# Task item:
Nothing but the lines holding the string "only" should appear in the answer. Copy them from the entries.

# Given records:
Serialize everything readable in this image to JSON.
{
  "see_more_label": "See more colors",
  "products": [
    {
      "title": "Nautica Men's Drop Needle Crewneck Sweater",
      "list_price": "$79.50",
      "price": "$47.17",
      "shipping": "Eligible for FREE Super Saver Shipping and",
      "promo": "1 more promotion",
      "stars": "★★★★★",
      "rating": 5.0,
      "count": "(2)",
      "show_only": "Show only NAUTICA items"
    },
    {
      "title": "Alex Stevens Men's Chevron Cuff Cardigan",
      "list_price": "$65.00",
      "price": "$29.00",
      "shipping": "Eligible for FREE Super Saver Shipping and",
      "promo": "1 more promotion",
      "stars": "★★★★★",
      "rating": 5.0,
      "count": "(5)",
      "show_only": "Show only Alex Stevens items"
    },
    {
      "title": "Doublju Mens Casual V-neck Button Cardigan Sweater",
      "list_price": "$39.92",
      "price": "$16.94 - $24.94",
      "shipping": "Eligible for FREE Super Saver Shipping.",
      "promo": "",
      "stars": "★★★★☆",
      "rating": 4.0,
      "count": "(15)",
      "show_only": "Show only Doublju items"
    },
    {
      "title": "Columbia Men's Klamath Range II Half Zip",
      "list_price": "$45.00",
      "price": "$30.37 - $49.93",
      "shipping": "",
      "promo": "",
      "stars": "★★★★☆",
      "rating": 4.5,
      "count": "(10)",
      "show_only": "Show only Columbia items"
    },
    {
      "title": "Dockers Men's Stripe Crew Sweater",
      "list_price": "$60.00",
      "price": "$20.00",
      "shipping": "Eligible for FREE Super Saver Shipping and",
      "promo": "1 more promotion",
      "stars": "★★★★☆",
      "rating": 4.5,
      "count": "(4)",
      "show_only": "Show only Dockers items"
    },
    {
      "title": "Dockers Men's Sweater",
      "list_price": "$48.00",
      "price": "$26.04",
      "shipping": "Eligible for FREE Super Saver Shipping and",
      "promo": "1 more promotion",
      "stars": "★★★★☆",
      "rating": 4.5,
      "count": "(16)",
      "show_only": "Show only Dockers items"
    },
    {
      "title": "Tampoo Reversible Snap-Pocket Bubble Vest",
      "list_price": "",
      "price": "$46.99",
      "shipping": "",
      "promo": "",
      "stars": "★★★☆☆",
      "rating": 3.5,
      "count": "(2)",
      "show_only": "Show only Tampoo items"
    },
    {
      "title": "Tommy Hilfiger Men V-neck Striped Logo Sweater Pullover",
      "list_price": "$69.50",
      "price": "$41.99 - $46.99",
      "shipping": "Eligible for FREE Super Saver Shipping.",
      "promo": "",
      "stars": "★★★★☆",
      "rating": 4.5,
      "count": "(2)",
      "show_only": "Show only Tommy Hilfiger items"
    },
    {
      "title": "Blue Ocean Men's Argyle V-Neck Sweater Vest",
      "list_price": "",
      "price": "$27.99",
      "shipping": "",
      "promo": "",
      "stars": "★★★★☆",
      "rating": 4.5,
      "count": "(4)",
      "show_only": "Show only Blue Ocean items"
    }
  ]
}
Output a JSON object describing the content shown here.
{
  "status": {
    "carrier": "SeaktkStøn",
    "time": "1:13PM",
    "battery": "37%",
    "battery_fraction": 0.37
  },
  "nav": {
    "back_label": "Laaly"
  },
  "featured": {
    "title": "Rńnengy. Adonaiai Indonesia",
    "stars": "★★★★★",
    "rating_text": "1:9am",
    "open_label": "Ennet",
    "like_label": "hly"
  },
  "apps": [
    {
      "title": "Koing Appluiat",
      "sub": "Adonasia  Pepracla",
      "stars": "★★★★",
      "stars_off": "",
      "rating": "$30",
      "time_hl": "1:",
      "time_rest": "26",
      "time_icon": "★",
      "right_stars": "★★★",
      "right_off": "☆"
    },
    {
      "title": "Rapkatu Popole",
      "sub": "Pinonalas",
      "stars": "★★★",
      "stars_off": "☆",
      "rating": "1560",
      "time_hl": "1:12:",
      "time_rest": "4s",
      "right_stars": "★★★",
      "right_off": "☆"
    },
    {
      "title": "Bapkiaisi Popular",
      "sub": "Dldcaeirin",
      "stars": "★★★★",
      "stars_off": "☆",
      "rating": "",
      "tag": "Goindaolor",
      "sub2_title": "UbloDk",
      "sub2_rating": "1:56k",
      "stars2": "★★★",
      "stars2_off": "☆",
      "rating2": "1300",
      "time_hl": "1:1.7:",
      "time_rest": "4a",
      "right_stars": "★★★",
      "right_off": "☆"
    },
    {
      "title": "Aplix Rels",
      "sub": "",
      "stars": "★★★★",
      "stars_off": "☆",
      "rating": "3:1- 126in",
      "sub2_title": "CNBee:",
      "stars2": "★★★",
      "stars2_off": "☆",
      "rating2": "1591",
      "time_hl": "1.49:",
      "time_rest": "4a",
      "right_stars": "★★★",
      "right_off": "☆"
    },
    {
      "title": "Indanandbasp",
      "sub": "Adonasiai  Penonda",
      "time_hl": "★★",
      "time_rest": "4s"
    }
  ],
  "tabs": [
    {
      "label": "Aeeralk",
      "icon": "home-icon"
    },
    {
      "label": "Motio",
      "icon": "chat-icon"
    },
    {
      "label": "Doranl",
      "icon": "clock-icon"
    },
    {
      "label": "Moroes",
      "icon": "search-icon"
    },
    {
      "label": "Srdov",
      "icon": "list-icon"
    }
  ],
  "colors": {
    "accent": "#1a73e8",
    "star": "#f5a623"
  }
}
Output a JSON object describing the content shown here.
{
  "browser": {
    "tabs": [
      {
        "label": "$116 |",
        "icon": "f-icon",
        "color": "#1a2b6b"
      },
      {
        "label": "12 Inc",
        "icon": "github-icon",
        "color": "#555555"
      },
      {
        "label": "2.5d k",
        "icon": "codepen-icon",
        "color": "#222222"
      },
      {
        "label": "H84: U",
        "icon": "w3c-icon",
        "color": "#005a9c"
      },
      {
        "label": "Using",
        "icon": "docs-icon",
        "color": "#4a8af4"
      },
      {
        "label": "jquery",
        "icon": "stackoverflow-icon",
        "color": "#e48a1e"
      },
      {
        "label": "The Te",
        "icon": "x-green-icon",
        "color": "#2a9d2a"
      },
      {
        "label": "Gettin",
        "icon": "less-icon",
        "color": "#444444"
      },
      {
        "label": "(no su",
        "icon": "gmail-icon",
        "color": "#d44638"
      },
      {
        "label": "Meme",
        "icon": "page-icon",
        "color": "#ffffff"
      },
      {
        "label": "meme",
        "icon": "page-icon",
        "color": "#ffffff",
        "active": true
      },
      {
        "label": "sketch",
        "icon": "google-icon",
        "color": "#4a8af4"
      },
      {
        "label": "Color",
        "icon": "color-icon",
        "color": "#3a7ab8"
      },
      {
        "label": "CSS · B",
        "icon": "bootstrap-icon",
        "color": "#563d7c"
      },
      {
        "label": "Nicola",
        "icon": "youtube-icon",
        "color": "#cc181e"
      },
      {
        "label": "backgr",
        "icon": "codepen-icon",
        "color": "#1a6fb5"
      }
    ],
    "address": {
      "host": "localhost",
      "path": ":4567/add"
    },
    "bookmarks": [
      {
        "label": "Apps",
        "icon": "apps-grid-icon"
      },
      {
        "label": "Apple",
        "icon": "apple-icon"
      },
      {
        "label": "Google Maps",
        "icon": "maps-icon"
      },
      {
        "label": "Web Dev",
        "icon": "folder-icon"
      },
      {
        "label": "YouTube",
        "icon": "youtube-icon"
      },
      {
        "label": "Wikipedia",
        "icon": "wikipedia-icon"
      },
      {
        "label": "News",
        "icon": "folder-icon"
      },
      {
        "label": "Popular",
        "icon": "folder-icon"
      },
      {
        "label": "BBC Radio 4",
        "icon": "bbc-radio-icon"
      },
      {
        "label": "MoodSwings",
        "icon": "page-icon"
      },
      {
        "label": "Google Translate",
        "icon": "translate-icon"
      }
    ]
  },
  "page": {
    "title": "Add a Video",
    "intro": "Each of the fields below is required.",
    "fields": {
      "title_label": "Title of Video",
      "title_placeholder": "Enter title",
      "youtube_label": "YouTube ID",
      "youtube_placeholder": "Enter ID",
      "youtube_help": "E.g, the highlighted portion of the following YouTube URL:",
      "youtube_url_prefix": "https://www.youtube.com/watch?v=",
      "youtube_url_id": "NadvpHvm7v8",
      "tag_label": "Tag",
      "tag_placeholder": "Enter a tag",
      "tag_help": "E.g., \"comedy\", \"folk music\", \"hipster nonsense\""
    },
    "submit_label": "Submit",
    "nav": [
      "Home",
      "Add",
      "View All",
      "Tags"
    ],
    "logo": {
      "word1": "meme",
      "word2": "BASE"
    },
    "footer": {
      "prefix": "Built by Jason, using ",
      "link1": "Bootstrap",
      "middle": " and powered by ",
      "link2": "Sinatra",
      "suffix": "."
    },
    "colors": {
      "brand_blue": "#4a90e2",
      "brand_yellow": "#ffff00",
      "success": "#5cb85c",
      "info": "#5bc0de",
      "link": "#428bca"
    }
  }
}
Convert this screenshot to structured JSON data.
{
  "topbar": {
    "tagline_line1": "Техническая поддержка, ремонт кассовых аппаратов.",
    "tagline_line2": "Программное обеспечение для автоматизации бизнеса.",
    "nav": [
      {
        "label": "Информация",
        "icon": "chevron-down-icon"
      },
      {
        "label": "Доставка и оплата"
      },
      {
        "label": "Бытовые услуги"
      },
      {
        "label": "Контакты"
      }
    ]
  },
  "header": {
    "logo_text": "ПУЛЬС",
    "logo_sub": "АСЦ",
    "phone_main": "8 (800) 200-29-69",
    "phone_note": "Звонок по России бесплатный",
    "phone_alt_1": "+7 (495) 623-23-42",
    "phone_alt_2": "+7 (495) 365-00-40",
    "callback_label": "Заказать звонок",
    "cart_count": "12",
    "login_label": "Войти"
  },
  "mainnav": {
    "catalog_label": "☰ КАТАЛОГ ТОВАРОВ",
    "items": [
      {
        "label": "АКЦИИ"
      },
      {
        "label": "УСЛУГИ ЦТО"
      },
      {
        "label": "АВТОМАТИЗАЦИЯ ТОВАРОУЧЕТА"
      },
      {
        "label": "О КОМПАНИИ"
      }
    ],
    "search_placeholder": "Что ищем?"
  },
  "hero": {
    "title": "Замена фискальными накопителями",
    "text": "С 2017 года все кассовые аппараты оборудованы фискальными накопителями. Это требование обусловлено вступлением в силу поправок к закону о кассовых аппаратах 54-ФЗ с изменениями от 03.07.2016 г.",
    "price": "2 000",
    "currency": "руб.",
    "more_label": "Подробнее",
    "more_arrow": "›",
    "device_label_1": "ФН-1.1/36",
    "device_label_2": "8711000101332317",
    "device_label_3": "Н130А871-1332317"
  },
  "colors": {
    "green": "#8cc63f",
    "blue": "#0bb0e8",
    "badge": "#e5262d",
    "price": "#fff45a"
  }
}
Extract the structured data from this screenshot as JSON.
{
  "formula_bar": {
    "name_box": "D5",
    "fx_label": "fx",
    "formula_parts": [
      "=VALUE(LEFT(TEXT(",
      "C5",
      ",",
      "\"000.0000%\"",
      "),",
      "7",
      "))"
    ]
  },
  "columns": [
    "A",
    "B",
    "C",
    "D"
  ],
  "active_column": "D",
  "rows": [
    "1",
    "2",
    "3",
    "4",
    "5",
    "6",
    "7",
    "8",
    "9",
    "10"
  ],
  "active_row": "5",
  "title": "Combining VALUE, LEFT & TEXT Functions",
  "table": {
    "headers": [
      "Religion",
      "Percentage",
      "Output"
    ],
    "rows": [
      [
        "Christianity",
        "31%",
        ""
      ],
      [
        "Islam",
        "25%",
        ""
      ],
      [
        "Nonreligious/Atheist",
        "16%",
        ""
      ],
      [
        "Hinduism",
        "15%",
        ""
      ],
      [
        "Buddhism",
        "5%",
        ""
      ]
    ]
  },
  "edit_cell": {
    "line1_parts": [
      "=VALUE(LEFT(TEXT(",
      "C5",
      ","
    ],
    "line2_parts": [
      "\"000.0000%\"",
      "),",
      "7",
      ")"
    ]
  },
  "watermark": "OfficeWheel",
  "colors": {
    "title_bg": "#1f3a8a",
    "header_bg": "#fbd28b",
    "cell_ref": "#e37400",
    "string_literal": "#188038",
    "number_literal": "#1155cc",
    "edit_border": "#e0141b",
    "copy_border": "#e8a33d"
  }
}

# Answer to this task:
      "show_only": "Show only NAUTICA items"
      "show_only": "Show only Alex Stevens items"
      "show_only": "Show only Doublju items"
      "show_only": "Show only Columbia items"
      "show_only": "Show only Dockers items"
      "show_only": "Show only Dockers items"
      "show_only": "Show only Tampoo items"
      "show_only": "Show only Tommy Hilfiger items"
      "show_only": "Show only Blue Ocean items"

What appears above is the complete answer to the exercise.